Extracted information START

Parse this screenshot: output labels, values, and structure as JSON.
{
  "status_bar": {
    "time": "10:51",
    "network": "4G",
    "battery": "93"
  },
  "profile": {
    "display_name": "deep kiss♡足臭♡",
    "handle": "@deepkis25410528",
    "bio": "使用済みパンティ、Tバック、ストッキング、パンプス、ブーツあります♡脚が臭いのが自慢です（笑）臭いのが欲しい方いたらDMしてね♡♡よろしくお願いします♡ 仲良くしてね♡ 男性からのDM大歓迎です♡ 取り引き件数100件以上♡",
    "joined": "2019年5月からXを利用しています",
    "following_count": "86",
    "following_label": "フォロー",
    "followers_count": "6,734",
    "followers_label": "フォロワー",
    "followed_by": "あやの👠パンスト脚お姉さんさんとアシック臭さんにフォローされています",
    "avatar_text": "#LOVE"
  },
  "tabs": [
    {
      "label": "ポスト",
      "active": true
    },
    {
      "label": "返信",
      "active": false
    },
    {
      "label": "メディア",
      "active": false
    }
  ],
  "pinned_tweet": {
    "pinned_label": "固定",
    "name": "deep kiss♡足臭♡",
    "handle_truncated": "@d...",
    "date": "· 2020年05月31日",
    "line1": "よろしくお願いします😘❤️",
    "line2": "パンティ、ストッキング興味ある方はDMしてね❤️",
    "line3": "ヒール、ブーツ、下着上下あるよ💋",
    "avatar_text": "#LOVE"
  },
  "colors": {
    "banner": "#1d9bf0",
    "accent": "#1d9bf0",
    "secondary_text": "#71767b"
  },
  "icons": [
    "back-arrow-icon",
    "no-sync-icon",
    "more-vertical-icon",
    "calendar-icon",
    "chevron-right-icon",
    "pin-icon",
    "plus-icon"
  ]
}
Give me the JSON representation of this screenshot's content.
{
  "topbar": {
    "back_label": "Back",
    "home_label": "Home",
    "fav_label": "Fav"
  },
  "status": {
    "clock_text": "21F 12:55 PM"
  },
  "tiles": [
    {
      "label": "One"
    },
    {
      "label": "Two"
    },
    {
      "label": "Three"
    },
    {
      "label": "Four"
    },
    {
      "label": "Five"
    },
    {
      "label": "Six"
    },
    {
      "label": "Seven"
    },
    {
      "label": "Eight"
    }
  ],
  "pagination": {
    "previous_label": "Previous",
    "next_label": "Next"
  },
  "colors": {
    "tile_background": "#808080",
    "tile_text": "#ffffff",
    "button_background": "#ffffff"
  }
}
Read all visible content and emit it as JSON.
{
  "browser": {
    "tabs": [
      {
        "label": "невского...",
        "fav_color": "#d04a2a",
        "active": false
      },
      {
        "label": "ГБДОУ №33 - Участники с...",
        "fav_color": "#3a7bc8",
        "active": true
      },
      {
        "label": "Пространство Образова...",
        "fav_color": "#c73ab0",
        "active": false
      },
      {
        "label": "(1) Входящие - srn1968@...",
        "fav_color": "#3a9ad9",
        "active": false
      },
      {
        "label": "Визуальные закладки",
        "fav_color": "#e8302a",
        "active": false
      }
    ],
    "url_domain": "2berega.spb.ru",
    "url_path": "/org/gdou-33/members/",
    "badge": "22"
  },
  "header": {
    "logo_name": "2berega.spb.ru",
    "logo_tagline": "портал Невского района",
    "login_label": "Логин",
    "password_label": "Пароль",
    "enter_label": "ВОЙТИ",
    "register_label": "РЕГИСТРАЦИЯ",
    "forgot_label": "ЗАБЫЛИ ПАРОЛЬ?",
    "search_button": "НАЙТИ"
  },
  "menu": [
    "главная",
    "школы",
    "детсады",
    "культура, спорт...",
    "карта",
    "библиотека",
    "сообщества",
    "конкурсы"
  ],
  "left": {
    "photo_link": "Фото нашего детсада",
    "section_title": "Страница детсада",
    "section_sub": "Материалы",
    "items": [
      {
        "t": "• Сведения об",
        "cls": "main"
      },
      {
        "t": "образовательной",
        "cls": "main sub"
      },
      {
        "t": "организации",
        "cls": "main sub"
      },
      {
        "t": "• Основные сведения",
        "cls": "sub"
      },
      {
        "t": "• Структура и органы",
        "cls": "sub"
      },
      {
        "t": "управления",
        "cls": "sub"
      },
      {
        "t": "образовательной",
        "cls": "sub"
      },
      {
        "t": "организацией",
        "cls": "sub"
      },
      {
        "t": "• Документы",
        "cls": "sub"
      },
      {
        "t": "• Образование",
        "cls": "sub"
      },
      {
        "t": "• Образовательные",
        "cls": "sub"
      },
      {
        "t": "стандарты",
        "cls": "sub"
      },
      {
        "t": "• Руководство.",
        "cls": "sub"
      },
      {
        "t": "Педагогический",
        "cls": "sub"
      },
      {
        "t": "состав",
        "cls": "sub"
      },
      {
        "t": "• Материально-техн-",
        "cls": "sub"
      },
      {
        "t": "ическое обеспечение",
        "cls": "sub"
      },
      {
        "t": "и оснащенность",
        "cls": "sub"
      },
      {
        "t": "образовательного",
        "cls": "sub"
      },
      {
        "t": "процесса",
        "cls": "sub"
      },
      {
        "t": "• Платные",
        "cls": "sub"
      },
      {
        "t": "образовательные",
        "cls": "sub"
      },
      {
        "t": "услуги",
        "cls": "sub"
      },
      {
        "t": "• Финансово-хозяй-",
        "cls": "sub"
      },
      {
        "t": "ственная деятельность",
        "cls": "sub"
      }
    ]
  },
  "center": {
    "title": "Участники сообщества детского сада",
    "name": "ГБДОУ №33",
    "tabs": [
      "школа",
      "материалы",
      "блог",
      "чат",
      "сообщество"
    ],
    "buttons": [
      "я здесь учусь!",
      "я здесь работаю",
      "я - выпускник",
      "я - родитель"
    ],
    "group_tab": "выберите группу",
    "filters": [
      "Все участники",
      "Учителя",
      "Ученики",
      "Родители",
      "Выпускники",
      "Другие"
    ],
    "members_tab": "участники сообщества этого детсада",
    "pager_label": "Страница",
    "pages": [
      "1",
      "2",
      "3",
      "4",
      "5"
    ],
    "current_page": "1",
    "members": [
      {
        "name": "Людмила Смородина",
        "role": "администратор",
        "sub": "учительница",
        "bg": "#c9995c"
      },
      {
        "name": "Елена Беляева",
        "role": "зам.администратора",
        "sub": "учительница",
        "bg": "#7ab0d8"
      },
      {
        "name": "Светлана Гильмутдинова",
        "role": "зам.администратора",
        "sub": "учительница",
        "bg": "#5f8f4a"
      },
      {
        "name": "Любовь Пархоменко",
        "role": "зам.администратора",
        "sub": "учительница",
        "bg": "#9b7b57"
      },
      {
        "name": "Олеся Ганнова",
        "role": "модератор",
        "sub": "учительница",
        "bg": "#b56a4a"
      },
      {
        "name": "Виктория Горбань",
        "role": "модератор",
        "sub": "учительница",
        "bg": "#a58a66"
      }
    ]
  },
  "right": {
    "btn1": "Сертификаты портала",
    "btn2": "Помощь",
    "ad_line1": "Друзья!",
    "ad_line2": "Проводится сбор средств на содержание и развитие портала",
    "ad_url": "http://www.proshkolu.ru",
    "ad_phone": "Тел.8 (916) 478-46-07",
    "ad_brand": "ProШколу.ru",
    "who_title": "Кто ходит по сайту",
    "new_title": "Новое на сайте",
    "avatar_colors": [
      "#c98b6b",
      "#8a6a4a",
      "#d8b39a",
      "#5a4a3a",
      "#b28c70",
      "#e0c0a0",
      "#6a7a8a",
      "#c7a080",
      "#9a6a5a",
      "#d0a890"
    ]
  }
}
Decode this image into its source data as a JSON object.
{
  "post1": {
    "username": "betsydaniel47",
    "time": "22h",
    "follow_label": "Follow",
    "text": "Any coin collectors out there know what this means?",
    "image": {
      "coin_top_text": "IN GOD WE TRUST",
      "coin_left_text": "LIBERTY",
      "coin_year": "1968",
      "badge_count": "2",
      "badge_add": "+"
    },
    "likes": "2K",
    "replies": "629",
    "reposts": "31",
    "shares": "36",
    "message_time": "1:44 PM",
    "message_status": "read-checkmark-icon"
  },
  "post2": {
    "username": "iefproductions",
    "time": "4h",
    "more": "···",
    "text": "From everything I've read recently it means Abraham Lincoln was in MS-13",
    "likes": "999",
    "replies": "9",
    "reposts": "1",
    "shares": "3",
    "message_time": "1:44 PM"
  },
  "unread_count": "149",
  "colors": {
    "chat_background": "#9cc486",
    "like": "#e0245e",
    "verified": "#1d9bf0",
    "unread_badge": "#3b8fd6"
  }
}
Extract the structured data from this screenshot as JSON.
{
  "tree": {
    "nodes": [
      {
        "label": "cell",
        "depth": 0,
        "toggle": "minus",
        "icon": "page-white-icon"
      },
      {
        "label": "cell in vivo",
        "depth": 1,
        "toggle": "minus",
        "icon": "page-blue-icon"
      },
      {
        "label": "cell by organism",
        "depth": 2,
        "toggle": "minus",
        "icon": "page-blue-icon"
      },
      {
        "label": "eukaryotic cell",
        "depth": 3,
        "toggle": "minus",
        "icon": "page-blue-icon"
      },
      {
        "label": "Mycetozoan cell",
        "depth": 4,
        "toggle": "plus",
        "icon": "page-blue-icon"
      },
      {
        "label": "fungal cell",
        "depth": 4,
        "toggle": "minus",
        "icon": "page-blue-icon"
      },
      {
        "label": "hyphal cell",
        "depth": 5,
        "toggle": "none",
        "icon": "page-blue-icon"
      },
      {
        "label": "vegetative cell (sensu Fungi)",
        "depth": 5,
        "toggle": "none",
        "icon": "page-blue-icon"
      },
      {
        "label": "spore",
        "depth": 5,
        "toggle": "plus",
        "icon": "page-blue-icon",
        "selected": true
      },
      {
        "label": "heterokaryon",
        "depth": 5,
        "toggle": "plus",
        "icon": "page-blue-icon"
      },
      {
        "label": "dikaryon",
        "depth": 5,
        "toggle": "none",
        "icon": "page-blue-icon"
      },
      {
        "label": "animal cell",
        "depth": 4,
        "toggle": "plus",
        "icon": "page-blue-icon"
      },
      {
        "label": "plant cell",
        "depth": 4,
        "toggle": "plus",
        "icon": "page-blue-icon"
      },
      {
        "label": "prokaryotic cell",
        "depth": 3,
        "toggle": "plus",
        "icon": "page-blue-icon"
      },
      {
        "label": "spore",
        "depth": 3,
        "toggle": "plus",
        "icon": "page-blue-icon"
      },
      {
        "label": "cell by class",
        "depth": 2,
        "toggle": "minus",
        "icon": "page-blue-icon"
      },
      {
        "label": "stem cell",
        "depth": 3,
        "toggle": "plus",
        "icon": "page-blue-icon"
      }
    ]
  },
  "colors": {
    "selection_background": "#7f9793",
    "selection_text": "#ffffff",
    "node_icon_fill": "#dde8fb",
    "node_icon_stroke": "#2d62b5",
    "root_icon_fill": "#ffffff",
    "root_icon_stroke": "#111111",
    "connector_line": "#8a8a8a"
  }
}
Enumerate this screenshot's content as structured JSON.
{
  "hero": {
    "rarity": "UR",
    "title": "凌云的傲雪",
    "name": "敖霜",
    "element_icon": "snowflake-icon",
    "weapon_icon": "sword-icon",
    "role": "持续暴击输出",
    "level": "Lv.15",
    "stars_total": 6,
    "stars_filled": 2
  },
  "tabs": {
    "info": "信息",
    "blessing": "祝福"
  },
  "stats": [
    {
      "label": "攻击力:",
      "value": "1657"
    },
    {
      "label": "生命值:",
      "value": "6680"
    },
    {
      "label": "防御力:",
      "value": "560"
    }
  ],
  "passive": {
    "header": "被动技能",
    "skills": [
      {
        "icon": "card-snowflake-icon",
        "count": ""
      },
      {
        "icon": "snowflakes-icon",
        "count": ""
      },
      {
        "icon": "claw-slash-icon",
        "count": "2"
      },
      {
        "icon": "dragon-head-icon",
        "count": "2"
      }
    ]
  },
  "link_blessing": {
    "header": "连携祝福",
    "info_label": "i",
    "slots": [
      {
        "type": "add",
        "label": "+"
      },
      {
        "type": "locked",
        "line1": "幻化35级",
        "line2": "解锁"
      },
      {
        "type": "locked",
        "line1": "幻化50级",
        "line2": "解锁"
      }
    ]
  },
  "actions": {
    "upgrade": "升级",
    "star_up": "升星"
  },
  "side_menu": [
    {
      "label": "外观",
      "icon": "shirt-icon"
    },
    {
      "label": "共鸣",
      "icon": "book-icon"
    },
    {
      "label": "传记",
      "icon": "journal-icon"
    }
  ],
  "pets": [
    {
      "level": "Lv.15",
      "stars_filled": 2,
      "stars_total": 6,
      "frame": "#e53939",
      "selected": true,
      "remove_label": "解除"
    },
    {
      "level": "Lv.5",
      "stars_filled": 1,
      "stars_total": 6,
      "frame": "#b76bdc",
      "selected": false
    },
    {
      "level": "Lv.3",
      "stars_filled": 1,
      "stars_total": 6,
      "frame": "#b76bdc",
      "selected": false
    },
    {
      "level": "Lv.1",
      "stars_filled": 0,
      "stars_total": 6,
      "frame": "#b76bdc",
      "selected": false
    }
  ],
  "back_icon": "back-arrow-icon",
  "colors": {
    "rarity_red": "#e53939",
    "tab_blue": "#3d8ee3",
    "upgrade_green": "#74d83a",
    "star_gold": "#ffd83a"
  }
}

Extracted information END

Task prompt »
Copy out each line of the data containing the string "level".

Response for this exercise »
    "level": "Lv.15",
      "level": "Lv.15",
      "level": "Lv.5",
      "level": "Lv.3",
      "level": "Lv.1",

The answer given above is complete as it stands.